+++ PROVIDED INFORMATION
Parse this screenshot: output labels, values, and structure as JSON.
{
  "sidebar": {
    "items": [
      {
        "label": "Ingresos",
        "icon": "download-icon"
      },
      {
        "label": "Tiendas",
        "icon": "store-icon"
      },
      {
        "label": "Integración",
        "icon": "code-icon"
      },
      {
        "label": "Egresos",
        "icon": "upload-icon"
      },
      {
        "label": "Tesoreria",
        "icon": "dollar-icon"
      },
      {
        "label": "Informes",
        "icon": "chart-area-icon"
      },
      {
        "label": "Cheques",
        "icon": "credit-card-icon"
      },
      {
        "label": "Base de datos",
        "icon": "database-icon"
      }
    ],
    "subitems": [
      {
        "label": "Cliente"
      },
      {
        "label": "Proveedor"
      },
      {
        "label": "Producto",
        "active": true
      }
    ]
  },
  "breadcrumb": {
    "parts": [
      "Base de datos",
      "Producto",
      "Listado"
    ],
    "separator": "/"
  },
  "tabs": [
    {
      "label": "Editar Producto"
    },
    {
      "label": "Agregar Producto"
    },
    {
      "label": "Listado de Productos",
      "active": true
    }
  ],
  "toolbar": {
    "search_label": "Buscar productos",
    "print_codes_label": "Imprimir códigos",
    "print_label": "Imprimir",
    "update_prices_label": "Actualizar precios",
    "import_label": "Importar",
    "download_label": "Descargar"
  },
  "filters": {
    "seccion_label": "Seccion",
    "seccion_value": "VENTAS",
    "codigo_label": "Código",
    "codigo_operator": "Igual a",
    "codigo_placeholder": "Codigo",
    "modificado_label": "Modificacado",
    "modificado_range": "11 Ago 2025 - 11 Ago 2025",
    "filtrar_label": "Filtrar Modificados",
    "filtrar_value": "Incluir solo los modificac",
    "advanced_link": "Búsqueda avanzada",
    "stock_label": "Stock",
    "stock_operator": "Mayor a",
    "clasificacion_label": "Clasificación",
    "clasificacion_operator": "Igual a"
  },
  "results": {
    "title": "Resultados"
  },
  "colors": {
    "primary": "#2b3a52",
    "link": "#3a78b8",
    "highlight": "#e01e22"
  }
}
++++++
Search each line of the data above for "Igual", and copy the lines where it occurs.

### SOLUTION TO THE EXERCISE
    "codigo_operator": "Igual a",
    "clasificacion_operator": "Igual a"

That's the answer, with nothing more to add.